__What is required__
Check every line of the data for the string "振金战甲" and copy the ones that have it.

═════ Supplied material ═════

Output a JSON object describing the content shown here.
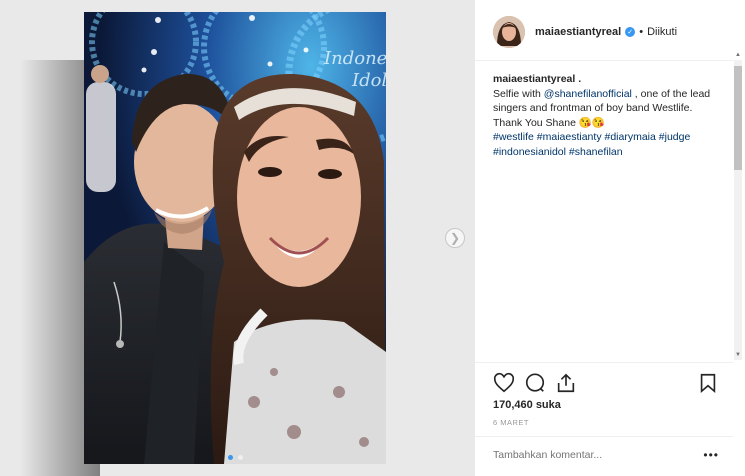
{
  "post": {
    "username": "maiaestiantyreal",
    "follow_status": "Diikuti",
    "caption": {
      "user": "maiaestiantyreal .",
      "text1": "Selfie with ",
      "mention": "@shanefilanofficial",
      "text2": " , one of the lead singers and frontman of boy band Westlife. Thank You Shane 😘😘",
      "hashtags": [
        "#westlife",
        "#maiaestianty",
        "#diarymaia",
        "#judge",
        "#indonesianidol",
        "#shanefilan"
      ]
    },
    "likes": "170,460 suka",
    "date": "6 MARET",
    "comment_placeholder": "Tambahkan komentar...",
    "more_label": "•••"
  },
  "photo": {
    "backdrop_text_line1": "Indonesian",
    "backdrop_text_line2": "Idol",
    "carousel_dots": 2,
    "active_dot": 0
  },
  "icons": [
    "heart-icon",
    "comment-icon",
    "share-icon",
    "bookmark-icon",
    "verified-icon",
    "chevron-right-icon"
  ],
  "colors": {
    "link": "#003569",
    "verified": "#3897f0",
    "muted": "#999999"
  }
}
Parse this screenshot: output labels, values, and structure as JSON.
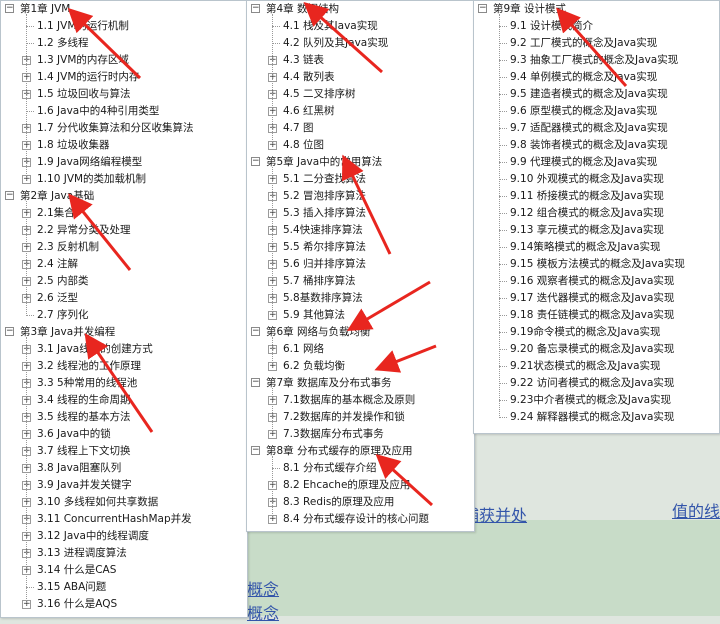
{
  "background": {
    "links": [
      "捕获并处",
      "值的线",
      "概念",
      "概念"
    ]
  },
  "panels": [
    {
      "chapters": [
        {
          "label": "第1章 JVM",
          "items": [
            {
              "label": "1.1 JVM的运行机制",
              "expandable": false
            },
            {
              "label": "1.2 多线程",
              "expandable": false
            },
            {
              "label": "1.3 JVM的内存区域",
              "expandable": true
            },
            {
              "label": "1.4 JVM的运行时内存",
              "expandable": true
            },
            {
              "label": "1.5 垃圾回收与算法",
              "expandable": true
            },
            {
              "label": "1.6 Java中的4种引用类型",
              "expandable": false
            },
            {
              "label": "1.7 分代收集算法和分区收集算法",
              "expandable": true
            },
            {
              "label": "1.8 垃圾收集器",
              "expandable": true
            },
            {
              "label": "1.9 Java网络编程模型",
              "expandable": true
            },
            {
              "label": "1.10 JVM的类加载机制",
              "expandable": true
            }
          ]
        },
        {
          "label": "第2章 Java基础",
          "items": [
            {
              "label": "2.1集合",
              "expandable": true
            },
            {
              "label": "2.2 异常分类及处理",
              "expandable": true
            },
            {
              "label": "2.3 反射机制",
              "expandable": true
            },
            {
              "label": "2.4 注解",
              "expandable": true
            },
            {
              "label": "2.5 内部类",
              "expandable": true
            },
            {
              "label": "2.6 泛型",
              "expandable": true
            },
            {
              "label": "2.7 序列化",
              "expandable": false
            }
          ]
        },
        {
          "label": "第3章 Java并发编程",
          "items": [
            {
              "label": "3.1 Java线程的创建方式",
              "expandable": true
            },
            {
              "label": "3.2 线程池的工作原理",
              "expandable": true
            },
            {
              "label": "3.3 5种常用的线程池",
              "expandable": true
            },
            {
              "label": "3.4 线程的生命周期",
              "expandable": true
            },
            {
              "label": "3.5 线程的基本方法",
              "expandable": true
            },
            {
              "label": "3.6 Java中的锁",
              "expandable": true
            },
            {
              "label": "3.7 线程上下文切换",
              "expandable": true
            },
            {
              "label": "3.8 Java阻塞队列",
              "expandable": true
            },
            {
              "label": "3.9 Java并发关键字",
              "expandable": true
            },
            {
              "label": "3.10 多线程如何共享数据",
              "expandable": true
            },
            {
              "label": "3.11 ConcurrentHashMap并发",
              "expandable": true
            },
            {
              "label": "3.12 Java中的线程调度",
              "expandable": true
            },
            {
              "label": "3.13 进程调度算法",
              "expandable": true
            },
            {
              "label": "3.14 什么是CAS",
              "expandable": true
            },
            {
              "label": "3.15 ABA问题",
              "expandable": false
            },
            {
              "label": "3.16 什么是AQS",
              "expandable": true
            }
          ]
        }
      ]
    },
    {
      "chapters": [
        {
          "label": "第4章 数据结构",
          "items": [
            {
              "label": "4.1 栈及其Java实现",
              "expandable": false
            },
            {
              "label": "4.2 队列及其Java实现",
              "expandable": false
            },
            {
              "label": "4.3 链表",
              "expandable": true
            },
            {
              "label": "4.4 散列表",
              "expandable": true
            },
            {
              "label": "4.5 二叉排序树",
              "expandable": true
            },
            {
              "label": "4.6 红黑树",
              "expandable": true
            },
            {
              "label": "4.7 图",
              "expandable": true
            },
            {
              "label": "4.8 位图",
              "expandable": true
            }
          ]
        },
        {
          "label": "第5章 Java中的常用算法",
          "items": [
            {
              "label": "5.1 二分查找算法",
              "expandable": true
            },
            {
              "label": "5.2 冒泡排序算法",
              "expandable": true
            },
            {
              "label": "5.3 插入排序算法",
              "expandable": true
            },
            {
              "label": "5.4快速排序算法",
              "expandable": true
            },
            {
              "label": "5.5 希尔排序算法",
              "expandable": true
            },
            {
              "label": "5.6 归并排序算法",
              "expandable": true
            },
            {
              "label": "5.7 桶排序算法",
              "expandable": true
            },
            {
              "label": "5.8基数排序算法",
              "expandable": true
            },
            {
              "label": "5.9 其他算法",
              "expandable": true
            }
          ]
        },
        {
          "label": "第6章 网络与负载均衡",
          "items": [
            {
              "label": "6.1 网络",
              "expandable": true
            },
            {
              "label": "6.2 负载均衡",
              "expandable": true
            }
          ]
        },
        {
          "label": "第7章 数据库及分布式事务",
          "items": [
            {
              "label": "7.1数据库的基本概念及原则",
              "expandable": true
            },
            {
              "label": "7.2数据库的并发操作和锁",
              "expandable": true
            },
            {
              "label": "7.3数据库分布式事务",
              "expandable": true
            }
          ]
        },
        {
          "label": "第8章 分布式缓存的原理及应用",
          "items": [
            {
              "label": "8.1 分布式缓存介绍",
              "expandable": false
            },
            {
              "label": "8.2 Ehcache的原理及应用",
              "expandable": true
            },
            {
              "label": "8.3 Redis的原理及应用",
              "expandable": true
            },
            {
              "label": "8.4 分布式缓存设计的核心问题",
              "expandable": true
            }
          ]
        }
      ]
    },
    {
      "chapters": [
        {
          "label": "第9章 设计模式",
          "items": [
            {
              "label": "9.1 设计模式简介",
              "expandable": false
            },
            {
              "label": "9.2 工厂模式的概念及Java实现",
              "expandable": false
            },
            {
              "label": "9.3 抽象工厂模式的概念及Java实现",
              "expandable": false
            },
            {
              "label": "9.4 单例模式的概念及Java实现",
              "expandable": false
            },
            {
              "label": "9.5 建造者模式的概念及Java实现",
              "expandable": false
            },
            {
              "label": "9.6 原型模式的概念及Java实现",
              "expandable": false
            },
            {
              "label": "9.7 适配器模式的概念及Java实现",
              "expandable": false
            },
            {
              "label": "9.8 装饰者模式的概念及Java实现",
              "expandable": false
            },
            {
              "label": "9.9 代理模式的概念及Java实现",
              "expandable": false
            },
            {
              "label": "9.10 外观模式的概念及Java实现",
              "expandable": false
            },
            {
              "label": "9.11 桥接模式的概念及Java实现",
              "expandable": false
            },
            {
              "label": "9.12 组合模式的概念及Java实现",
              "expandable": false
            },
            {
              "label": "9.13 享元模式的概念及Java实现",
              "expandable": false
            },
            {
              "label": "9.14策略模式的概念及Java实现",
              "expandable": false
            },
            {
              "label": "9.15 模板方法模式的概念及Java实现",
              "expandable": false
            },
            {
              "label": "9.16 观察者模式的概念及Java实现",
              "expandable": false
            },
            {
              "label": "9.17 迭代器模式的概念及Java实现",
              "expandable": false
            },
            {
              "label": "9.18 责任链模式的概念及Java实现",
              "expandable": false
            },
            {
              "label": "9.19命令模式的概念及Java实现",
              "expandable": false
            },
            {
              "label": "9.20 备忘录模式的概念及Java实现",
              "expandable": false
            },
            {
              "label": "9.21状态模式的概念及Java实现",
              "expandable": false
            },
            {
              "label": "9.22 访问者模式的概念及Java实现",
              "expandable": false
            },
            {
              "label": "9.23中介者模式的概念及Java实现",
              "expandable": false
            },
            {
              "label": "9.24 解释器模式的概念及Java实现",
              "expandable": false
            }
          ]
        }
      ]
    }
  ],
  "colors": {
    "arrow": "#e8261f",
    "panel_border": "#b9c4cc",
    "link": "#3355aa"
  }
}
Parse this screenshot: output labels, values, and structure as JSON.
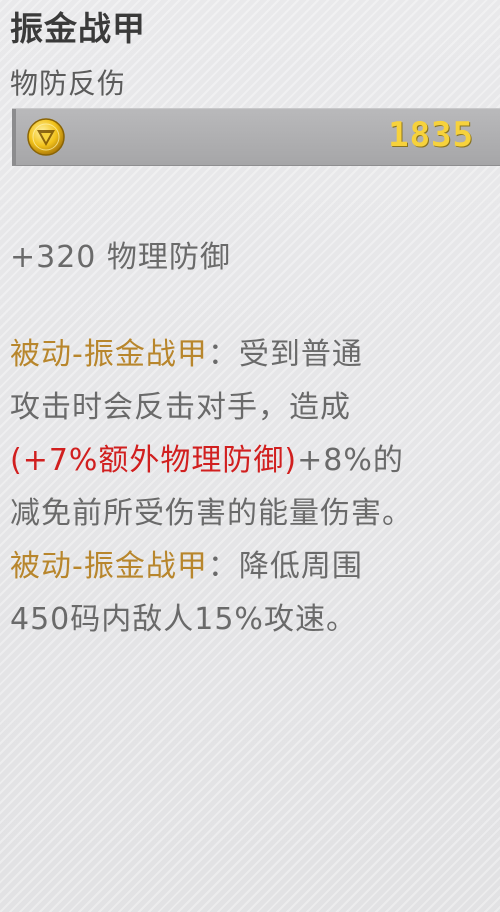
{
  "item": {
    "name": "振金战甲",
    "category": "物防反伤",
    "price": "1835",
    "price_icon": "gold-coin-icon"
  },
  "stats": {
    "physical_defense": "+320 物理防御"
  },
  "passives": {
    "p1_name": "被动-振金战甲",
    "p1_sep": "：",
    "p1_text_a": "受到普通",
    "p1_text_b": "攻击时会反击对手，造成",
    "p1_highlight": "(+7%额外物理防御)",
    "p1_text_c": "+8%的",
    "p1_text_d": "减免前所受伤害的能量伤害。",
    "p2_name": "被动-振金战甲",
    "p2_sep": "：",
    "p2_text_a": "降低周围",
    "p2_text_b": "450码内敌人15%攻速。"
  },
  "colors": {
    "passive_name": "#b8862c",
    "highlight": "#d11f1f",
    "price": "#f7d23c"
  }
}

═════

__Response to this task__
    "name": "振金战甲",
    "p1_name": "被动-振金战甲",
    "p2_name": "被动-振金战甲",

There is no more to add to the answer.